At a minimum, all three cases involve whether the owners and the designers of potentially dangerous operations will not only exercise Caution in conducting themselves, but will cooperate openly with others so that we can get a more accurate account of potential dangers.

In other words, will they follow the Precautionary Principle or not? That is, will they halt the release of a product, innovation, or service until we have a better understanding of its potential dangers? If not, profits will continue to trump Safety with the resultant increase in Threats to our well-being.

[i] Peter Eavis, Mark Walker, and Niraj Chakshi, “Gaps in Rules Let Railroads Define Safety,” The New York Times, Tuesday, March 7, 2023, PP A1 and A16.

[ii] David Wallace-Wells, “This Debate Hasn’t Made Us Safer,” The New York Times, Sunday, March 5, 2023, PP SR 4 and 5.

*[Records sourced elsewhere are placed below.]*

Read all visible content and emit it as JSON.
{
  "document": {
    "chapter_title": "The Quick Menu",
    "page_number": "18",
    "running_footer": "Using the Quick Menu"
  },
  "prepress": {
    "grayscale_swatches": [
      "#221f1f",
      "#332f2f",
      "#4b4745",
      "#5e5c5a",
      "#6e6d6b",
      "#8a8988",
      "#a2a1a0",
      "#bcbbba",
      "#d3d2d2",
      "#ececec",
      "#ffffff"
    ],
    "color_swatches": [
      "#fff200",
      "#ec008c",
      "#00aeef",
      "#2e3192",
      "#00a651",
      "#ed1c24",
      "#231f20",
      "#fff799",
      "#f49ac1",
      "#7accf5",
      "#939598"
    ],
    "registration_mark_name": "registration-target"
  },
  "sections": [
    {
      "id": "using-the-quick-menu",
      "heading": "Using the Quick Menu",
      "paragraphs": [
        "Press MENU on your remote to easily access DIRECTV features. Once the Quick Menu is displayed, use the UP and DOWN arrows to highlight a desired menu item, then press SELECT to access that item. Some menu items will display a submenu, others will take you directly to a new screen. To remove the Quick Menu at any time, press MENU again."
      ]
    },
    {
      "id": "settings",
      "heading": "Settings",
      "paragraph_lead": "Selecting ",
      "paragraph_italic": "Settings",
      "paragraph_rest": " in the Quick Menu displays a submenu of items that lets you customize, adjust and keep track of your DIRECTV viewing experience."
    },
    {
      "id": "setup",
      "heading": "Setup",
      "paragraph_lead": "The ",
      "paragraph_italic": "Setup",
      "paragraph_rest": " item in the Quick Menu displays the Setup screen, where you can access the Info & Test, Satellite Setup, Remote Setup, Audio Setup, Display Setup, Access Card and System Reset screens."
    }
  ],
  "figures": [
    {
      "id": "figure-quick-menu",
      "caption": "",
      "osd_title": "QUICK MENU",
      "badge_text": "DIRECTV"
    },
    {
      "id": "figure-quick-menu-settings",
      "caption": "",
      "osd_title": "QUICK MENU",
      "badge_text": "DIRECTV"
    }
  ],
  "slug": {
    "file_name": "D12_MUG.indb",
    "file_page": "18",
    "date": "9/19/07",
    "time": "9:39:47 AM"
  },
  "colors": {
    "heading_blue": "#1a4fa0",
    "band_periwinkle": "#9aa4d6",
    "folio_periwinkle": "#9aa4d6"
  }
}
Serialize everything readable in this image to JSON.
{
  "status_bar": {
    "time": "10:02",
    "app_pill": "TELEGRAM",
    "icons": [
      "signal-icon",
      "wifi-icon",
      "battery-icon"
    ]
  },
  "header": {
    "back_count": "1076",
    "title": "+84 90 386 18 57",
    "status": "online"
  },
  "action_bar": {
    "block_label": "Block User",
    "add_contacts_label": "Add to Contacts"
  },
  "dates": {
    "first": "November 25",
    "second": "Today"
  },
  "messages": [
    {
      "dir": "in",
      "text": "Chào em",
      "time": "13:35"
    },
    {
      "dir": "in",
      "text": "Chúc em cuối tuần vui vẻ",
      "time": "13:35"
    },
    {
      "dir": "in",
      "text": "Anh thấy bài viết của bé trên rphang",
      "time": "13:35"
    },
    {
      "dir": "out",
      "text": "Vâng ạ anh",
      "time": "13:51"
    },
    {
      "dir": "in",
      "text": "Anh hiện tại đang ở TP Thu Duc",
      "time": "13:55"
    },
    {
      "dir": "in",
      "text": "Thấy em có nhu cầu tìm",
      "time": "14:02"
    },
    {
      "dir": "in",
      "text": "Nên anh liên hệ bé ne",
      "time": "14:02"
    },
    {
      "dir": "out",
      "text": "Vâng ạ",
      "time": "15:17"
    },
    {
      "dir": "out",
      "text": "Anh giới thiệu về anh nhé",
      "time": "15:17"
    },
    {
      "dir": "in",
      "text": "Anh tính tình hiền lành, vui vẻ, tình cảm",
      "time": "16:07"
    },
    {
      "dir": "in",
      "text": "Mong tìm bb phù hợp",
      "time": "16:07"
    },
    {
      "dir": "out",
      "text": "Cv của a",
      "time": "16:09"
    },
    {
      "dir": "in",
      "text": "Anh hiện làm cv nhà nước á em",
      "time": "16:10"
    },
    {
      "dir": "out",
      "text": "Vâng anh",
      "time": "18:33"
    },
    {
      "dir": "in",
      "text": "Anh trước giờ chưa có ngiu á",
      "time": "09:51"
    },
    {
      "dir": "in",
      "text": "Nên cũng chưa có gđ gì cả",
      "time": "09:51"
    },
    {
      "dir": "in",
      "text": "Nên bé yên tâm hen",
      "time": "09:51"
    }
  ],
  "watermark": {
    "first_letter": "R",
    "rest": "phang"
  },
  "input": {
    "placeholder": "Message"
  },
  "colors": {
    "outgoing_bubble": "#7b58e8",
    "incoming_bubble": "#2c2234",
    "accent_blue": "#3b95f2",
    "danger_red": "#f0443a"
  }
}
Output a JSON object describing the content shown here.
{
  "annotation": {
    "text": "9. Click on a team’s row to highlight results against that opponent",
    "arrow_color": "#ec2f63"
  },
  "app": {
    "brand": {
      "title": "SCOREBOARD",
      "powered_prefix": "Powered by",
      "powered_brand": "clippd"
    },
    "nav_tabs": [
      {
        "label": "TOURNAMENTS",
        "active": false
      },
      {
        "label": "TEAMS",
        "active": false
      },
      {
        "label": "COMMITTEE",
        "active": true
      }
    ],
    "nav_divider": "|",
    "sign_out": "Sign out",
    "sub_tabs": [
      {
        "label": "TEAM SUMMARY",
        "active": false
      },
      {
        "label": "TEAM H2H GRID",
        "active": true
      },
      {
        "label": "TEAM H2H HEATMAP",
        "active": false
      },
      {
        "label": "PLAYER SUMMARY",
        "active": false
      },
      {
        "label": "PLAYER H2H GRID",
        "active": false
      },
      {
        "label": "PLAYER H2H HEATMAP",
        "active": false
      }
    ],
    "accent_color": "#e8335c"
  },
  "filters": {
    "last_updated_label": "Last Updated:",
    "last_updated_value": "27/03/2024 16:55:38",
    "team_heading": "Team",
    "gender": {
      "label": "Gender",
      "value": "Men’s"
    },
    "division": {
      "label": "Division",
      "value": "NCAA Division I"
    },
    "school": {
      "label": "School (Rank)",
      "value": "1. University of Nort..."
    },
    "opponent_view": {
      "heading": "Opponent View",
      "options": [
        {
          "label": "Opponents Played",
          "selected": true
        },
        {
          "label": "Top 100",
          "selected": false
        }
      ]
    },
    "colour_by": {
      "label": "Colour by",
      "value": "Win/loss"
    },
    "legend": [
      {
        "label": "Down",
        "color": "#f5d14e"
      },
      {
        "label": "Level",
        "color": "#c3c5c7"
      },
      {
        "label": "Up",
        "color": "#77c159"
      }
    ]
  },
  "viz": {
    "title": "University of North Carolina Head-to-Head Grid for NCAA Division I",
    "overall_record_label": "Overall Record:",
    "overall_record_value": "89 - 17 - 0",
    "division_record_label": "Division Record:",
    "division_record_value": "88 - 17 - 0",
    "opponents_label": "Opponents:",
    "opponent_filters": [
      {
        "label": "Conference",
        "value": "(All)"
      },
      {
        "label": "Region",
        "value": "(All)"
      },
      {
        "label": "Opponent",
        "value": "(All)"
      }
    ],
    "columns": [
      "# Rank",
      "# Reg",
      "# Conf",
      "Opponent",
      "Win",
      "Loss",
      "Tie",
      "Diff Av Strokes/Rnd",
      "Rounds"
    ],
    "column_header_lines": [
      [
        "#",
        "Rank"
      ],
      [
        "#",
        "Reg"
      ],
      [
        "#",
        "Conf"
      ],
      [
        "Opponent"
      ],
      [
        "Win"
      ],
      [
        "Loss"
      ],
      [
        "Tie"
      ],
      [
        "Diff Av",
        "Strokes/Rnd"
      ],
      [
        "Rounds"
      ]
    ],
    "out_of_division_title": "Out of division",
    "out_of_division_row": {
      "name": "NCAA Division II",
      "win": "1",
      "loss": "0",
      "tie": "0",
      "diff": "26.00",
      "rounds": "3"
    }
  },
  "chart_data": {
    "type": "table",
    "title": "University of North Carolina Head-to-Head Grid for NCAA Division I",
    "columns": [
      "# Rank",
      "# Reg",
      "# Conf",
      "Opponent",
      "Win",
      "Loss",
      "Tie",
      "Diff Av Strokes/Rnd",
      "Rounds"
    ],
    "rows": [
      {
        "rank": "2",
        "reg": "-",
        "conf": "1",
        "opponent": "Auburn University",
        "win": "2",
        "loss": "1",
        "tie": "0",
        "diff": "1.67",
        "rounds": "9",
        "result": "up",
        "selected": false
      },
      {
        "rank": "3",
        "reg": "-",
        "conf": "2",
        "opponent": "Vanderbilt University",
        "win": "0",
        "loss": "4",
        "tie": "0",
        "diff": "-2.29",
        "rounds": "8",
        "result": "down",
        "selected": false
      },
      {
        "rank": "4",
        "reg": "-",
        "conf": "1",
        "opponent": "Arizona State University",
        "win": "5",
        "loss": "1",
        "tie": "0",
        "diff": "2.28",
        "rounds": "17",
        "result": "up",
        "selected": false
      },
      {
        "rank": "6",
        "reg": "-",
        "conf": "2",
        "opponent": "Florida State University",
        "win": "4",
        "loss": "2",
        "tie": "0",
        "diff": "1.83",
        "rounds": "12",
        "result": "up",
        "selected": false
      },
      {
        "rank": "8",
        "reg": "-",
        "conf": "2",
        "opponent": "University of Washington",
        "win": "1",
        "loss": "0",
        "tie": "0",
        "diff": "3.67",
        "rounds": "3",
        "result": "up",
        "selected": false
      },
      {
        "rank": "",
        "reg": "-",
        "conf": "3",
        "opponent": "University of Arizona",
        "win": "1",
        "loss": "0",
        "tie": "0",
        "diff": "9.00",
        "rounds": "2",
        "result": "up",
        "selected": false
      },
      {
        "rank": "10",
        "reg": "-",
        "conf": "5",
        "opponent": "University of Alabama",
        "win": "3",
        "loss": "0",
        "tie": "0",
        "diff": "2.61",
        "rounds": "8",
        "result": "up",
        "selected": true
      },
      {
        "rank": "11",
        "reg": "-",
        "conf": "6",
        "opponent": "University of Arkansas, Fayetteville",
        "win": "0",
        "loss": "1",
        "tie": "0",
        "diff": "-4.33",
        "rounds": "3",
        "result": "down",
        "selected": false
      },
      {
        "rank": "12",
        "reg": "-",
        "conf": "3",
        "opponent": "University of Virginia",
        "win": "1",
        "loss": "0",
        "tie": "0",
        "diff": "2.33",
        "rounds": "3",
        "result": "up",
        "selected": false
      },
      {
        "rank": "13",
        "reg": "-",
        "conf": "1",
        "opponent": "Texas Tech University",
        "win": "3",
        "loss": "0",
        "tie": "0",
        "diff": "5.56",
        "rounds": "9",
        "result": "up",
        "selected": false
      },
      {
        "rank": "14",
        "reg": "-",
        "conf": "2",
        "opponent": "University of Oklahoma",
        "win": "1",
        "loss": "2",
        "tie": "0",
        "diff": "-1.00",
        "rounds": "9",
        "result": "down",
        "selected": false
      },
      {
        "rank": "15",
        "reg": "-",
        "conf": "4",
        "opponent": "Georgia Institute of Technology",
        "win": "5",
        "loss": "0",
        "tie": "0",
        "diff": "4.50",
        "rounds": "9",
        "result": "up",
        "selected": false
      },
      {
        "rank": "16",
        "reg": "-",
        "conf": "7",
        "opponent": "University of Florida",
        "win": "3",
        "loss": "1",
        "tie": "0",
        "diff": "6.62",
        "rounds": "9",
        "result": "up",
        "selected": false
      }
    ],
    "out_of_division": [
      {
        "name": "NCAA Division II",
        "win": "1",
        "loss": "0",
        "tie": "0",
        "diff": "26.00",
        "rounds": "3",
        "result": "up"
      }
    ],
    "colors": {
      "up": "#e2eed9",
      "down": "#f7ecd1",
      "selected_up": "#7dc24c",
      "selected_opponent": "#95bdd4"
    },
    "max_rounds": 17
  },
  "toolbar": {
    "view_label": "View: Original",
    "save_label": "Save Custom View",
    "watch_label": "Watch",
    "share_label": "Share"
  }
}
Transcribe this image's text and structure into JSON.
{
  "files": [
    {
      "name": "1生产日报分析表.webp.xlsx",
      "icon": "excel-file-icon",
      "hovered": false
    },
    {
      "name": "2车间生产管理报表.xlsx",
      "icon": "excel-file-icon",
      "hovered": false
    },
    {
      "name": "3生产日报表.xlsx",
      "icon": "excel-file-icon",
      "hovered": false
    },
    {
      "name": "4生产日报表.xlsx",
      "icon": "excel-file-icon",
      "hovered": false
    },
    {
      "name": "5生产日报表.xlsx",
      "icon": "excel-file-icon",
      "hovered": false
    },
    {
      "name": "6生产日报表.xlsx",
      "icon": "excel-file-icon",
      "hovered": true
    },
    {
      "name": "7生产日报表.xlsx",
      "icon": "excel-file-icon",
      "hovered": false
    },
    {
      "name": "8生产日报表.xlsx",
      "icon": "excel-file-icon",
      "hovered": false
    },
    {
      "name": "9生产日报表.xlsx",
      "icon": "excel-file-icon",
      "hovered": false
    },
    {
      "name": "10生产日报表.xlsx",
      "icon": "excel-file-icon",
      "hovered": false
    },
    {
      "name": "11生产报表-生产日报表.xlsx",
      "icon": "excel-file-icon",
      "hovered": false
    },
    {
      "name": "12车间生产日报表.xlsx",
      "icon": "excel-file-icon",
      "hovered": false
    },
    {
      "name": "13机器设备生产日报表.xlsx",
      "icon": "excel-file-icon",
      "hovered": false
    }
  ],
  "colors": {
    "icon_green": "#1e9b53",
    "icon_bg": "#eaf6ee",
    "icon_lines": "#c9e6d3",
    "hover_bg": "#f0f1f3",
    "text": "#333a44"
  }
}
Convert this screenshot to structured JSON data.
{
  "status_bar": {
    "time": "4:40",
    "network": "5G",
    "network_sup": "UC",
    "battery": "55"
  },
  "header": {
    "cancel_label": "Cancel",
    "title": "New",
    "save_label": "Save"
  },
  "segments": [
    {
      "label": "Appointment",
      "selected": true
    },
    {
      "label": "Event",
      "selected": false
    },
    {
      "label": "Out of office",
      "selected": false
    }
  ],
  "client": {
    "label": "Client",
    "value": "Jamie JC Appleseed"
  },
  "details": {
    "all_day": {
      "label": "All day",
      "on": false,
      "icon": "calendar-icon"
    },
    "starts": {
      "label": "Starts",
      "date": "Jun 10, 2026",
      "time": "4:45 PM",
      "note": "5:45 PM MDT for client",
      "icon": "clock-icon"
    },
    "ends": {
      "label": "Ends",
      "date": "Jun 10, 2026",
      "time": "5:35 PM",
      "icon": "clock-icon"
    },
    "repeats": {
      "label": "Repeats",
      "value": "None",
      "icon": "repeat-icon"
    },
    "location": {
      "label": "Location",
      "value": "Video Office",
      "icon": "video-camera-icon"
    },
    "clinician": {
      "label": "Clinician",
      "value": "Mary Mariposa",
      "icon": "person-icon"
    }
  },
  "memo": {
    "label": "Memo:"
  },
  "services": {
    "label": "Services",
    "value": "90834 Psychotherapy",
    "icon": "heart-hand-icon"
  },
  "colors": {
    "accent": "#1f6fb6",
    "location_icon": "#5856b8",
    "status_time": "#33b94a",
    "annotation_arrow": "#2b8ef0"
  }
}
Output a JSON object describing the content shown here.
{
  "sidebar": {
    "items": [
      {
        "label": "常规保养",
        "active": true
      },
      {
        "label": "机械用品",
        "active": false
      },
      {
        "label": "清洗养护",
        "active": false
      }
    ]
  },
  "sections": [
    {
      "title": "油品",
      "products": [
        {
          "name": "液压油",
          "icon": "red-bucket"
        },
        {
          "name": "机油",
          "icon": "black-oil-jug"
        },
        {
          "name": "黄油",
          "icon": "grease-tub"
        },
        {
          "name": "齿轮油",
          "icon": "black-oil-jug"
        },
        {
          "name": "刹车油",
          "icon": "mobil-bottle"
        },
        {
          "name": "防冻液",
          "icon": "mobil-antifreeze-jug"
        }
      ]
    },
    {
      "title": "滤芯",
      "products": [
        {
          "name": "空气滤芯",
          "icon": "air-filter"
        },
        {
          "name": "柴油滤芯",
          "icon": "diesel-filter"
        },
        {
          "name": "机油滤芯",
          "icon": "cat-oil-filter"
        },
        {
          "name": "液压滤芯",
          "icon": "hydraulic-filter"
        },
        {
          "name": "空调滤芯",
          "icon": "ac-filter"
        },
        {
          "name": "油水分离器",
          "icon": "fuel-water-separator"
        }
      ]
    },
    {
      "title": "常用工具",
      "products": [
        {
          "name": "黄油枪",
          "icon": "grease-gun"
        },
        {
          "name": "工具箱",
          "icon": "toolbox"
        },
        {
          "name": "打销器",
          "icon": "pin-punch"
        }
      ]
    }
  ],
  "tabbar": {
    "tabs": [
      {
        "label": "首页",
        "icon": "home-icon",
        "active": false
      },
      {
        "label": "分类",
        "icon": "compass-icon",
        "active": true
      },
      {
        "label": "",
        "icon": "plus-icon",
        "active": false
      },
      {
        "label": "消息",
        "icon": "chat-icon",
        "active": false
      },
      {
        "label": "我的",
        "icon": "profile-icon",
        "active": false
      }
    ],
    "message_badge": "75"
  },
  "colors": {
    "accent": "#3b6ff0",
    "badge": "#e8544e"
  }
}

[iii] Cecilia Kang and Adam Satariano, “A.I. Regulations Can Be Puzzle to Lawmakers,” The New York Times, Saturday, March 4, 2023, PP A1 and A14.

Ian I. Mitroff is credited as being one of the principal founders of the modern field of Crisis Management. He has a BS, MS, and a PhD in Engineering and the Philosophy of Social Systems Science from UC Berkeley. He Is Professor Emeritus from the Marshall School of Business and the Annenberg School of Communication at USC. Currently, he is a Senior Research Affiliate in the Center for Catastrophic Risk Management, UC Berkeley. He is a Fellow of the American Psychological Association, the American Association for the Advancement of Science, and the American Academy of Management. He has published 41 books. His latest is: The Socially Responsible Organization: Lessons from Covid, Springer, New York, 2022.

Photo by Oscar Sutton on Unsplash



Ian Mitroff